We calculate a mean rating of all responses to indicate whether this is high, medium or low compared to the same subject area at other universities.

Have a question about this info? Learn more here

This information is from the Higher Education Statistics Agency (HESA).

You can use this to get an idea of who you might share a lecture with and how they progressed in this subject, here. It's also worth comparing typical A-level subjects and grades students achieved with the current course entry requirements; similarities or differences here could indicate how flexible (or not) a university might be.

Have a question about this info? Learn more here

Post-six month graduation stats:

This is from the Destinations of Leavers from Higher Education Survey, based on responses from graduates who studied the same subject area here.

It offers a snapshot of what grads went on to do six months later, what they were earning on average, and whether they felt their degree helped them obtain a 'graduate role'. We calculate a mean rating to indicate if this is high, medium or low compared to other universities.

Have a question about this info? Learn more here

Graduate field commentary:

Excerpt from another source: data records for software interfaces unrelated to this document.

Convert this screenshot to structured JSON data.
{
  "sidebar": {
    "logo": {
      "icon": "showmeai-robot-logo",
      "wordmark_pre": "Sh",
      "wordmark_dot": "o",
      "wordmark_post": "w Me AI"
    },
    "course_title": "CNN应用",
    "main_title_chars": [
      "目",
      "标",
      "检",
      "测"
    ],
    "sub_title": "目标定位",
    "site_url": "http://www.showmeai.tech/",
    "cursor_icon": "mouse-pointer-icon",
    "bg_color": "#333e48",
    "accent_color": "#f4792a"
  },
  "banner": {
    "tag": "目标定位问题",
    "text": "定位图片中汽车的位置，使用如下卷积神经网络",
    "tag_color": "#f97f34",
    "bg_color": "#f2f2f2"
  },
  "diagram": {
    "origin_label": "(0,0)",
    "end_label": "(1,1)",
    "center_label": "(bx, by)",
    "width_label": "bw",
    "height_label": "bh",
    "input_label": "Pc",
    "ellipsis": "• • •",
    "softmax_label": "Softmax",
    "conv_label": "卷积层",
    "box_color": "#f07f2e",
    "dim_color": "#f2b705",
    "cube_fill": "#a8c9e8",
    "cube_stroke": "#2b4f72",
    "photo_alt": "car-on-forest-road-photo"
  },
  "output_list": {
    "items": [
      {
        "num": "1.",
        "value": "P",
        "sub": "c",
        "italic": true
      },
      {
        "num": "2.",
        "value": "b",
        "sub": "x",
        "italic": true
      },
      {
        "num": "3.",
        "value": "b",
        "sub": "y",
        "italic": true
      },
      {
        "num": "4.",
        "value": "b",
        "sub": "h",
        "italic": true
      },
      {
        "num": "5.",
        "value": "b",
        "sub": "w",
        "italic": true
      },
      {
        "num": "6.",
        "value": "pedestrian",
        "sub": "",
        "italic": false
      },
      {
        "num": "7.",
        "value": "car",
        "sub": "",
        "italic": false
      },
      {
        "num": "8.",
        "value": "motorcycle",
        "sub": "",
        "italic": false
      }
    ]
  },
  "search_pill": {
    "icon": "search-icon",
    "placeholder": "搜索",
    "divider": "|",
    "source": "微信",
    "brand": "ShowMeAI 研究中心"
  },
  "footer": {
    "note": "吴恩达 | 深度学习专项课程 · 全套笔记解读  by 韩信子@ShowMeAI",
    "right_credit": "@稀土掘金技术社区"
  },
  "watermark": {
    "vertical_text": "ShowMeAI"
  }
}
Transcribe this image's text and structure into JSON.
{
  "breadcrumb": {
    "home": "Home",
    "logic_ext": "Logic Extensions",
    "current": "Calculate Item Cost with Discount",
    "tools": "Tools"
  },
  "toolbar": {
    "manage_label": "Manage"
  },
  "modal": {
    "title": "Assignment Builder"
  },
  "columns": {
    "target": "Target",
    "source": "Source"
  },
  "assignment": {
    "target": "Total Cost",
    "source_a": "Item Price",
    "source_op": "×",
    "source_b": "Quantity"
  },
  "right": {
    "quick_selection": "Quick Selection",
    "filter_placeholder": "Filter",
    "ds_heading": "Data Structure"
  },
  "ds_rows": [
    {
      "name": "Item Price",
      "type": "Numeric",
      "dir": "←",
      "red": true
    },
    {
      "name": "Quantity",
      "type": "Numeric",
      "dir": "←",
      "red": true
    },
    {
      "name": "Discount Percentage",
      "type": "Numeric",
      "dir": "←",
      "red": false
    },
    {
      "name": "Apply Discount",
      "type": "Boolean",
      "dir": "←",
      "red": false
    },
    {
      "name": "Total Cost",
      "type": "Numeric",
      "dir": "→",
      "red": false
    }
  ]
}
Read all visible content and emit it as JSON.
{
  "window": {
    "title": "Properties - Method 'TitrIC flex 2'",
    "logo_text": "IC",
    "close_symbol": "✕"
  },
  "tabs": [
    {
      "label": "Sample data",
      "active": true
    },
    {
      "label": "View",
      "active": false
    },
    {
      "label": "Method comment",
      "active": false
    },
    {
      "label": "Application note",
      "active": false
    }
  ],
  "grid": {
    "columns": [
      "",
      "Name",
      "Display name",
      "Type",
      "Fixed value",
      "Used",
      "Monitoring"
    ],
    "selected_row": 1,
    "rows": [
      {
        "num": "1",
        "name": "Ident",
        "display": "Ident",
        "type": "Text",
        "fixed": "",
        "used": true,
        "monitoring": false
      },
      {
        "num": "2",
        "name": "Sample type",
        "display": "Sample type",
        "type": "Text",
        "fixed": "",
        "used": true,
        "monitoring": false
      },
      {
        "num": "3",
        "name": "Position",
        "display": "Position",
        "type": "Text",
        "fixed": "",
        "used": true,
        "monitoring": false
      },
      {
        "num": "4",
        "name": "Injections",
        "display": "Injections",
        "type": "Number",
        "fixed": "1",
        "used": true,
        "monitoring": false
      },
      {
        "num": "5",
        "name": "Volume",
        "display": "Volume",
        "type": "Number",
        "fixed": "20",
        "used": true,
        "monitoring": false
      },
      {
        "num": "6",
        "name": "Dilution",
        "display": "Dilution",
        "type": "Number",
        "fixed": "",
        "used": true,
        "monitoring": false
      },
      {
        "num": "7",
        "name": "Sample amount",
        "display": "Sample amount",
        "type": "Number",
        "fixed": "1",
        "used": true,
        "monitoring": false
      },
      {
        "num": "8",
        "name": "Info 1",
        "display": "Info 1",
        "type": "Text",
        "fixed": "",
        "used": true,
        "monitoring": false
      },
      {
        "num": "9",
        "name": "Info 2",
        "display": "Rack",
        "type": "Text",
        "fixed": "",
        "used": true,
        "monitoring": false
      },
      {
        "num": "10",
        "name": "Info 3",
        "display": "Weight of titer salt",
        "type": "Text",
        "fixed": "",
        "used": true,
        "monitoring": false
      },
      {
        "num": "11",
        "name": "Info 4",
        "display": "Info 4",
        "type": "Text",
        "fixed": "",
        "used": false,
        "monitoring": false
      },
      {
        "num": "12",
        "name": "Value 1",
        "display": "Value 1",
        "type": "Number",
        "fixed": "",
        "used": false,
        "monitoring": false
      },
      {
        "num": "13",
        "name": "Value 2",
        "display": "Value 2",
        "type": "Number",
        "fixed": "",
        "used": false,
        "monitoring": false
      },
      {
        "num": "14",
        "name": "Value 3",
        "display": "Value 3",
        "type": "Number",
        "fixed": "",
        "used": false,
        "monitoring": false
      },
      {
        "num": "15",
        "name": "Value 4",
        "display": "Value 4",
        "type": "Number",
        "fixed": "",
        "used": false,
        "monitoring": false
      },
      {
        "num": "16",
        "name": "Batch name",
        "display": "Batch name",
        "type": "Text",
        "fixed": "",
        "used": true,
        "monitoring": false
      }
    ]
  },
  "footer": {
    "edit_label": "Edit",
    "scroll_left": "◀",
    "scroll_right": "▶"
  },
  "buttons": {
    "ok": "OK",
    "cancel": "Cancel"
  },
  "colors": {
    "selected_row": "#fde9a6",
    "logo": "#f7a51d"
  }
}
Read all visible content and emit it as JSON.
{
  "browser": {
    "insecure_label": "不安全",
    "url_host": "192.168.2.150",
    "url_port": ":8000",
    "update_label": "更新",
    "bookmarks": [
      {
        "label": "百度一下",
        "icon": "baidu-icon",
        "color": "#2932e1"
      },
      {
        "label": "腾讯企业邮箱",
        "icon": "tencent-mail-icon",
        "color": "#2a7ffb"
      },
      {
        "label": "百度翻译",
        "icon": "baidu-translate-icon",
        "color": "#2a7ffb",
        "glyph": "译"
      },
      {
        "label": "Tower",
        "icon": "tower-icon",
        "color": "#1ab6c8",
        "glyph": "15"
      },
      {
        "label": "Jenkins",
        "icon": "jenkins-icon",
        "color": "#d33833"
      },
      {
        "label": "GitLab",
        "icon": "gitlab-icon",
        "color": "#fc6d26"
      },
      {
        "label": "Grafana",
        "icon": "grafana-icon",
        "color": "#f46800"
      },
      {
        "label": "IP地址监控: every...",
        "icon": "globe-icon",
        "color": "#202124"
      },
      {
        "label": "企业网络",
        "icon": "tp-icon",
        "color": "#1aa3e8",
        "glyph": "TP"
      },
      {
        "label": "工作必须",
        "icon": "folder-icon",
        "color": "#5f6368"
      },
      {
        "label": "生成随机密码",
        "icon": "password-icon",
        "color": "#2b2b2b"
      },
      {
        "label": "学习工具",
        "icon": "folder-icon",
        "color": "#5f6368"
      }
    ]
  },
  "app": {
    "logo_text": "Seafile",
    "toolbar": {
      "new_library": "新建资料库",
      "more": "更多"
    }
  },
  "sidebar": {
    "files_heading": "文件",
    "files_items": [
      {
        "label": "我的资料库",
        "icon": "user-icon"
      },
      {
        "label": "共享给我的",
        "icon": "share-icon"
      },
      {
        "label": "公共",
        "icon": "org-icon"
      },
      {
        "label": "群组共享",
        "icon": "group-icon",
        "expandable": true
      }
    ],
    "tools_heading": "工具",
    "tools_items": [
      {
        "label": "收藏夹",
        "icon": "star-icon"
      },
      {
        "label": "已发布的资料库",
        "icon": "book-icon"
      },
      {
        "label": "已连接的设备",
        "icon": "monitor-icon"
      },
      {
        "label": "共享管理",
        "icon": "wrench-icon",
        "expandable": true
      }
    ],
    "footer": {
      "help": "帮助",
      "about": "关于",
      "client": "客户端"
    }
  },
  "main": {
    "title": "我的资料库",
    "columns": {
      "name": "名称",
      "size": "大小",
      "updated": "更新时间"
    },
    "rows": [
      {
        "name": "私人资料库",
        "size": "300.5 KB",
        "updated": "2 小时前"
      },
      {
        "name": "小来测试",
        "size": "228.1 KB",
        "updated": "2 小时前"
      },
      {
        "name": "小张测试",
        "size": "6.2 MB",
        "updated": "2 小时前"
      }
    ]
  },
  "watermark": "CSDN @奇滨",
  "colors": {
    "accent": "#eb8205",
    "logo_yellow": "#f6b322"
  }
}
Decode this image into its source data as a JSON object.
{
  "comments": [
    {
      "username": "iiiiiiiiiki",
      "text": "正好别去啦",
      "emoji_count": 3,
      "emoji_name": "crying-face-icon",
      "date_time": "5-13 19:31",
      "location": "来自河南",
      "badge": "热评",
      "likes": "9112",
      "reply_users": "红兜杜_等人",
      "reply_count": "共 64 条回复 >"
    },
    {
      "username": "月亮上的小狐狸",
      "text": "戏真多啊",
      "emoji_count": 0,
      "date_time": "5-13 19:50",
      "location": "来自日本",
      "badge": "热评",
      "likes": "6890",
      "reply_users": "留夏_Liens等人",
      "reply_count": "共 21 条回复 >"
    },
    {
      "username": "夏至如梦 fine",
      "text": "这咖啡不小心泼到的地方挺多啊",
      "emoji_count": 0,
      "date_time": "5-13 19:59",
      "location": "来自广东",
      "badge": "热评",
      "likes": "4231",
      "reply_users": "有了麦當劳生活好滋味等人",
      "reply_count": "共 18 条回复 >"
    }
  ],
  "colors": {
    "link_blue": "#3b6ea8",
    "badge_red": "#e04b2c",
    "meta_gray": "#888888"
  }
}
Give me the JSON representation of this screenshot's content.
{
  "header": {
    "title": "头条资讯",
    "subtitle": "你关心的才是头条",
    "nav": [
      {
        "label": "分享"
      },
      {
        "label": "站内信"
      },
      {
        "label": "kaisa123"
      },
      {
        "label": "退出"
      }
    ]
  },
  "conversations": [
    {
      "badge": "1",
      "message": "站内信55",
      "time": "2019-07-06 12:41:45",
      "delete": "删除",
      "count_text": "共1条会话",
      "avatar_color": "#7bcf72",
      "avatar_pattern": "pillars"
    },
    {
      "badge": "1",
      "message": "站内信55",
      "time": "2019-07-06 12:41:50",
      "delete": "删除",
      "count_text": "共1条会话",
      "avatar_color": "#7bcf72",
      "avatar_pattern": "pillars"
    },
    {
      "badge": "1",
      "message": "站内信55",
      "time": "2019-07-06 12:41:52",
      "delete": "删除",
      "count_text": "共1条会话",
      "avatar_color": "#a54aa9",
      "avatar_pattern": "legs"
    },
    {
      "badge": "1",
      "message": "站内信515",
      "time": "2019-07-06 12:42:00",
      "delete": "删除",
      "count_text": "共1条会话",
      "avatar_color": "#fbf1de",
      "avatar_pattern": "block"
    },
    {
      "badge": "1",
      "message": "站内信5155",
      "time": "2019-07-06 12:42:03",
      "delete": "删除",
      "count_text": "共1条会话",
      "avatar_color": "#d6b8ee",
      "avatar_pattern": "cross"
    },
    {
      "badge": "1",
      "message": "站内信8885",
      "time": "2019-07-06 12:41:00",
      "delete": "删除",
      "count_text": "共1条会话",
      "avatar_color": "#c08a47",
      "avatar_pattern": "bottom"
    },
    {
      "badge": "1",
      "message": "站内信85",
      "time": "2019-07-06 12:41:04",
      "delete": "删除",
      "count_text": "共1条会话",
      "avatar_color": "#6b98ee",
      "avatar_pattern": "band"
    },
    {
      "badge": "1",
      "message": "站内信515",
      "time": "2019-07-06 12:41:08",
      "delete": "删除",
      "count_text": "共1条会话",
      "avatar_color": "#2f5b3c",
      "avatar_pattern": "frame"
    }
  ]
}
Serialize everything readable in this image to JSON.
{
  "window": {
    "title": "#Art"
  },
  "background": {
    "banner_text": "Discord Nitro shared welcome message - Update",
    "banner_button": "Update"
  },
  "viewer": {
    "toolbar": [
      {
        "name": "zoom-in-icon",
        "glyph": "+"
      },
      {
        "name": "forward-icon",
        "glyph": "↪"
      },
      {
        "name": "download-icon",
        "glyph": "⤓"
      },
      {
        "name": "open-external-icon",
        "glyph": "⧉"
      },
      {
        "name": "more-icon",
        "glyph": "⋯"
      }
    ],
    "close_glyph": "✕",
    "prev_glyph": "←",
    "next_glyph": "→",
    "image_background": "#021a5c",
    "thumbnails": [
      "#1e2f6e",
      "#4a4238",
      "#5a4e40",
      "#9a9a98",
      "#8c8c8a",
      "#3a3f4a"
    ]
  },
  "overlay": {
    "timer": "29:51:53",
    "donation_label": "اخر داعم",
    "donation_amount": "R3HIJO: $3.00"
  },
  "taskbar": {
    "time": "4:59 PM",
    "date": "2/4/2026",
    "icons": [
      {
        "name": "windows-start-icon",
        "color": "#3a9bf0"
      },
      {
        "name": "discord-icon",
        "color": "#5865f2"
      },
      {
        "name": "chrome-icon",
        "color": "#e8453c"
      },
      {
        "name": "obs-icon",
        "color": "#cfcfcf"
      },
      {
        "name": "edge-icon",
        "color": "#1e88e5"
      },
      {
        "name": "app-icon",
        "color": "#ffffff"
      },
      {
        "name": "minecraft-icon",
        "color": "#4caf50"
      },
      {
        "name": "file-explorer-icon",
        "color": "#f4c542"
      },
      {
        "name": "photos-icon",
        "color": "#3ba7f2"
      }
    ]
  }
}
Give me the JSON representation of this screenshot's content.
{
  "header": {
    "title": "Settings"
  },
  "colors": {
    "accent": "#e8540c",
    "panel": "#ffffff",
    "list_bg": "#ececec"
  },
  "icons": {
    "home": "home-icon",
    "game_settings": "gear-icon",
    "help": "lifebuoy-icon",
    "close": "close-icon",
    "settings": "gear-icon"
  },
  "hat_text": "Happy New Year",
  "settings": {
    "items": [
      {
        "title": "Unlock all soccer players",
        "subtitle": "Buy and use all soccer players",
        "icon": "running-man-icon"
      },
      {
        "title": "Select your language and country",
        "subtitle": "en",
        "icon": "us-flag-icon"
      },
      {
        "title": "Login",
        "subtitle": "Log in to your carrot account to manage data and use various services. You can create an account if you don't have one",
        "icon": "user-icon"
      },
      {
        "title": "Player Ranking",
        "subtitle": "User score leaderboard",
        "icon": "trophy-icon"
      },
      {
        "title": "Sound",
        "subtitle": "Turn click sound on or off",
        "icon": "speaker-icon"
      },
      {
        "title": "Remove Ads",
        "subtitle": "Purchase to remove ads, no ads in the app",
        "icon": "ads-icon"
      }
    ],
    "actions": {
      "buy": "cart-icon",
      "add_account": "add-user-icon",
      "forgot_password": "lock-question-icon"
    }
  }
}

The Higher Education Careers Services Unit have provided some further context for all graduates in this subject area, including details that numbers alone might not show

Have a question about this info? Learn more here

The Longitudinal Educational Outcomes dataset combines HRMC earnings data with student records from the Higher Education Statistics Agency.

While there are lots of factors at play when it comes to your future earnings, use this as a rough timeline of what graduates in this subject area were earning on average one, three and five years later. Can you see a steady increase in salary, or did grads need some experience under their belt before seeing a nice bump up in their pay packet?

Have a question about this info? Learn more here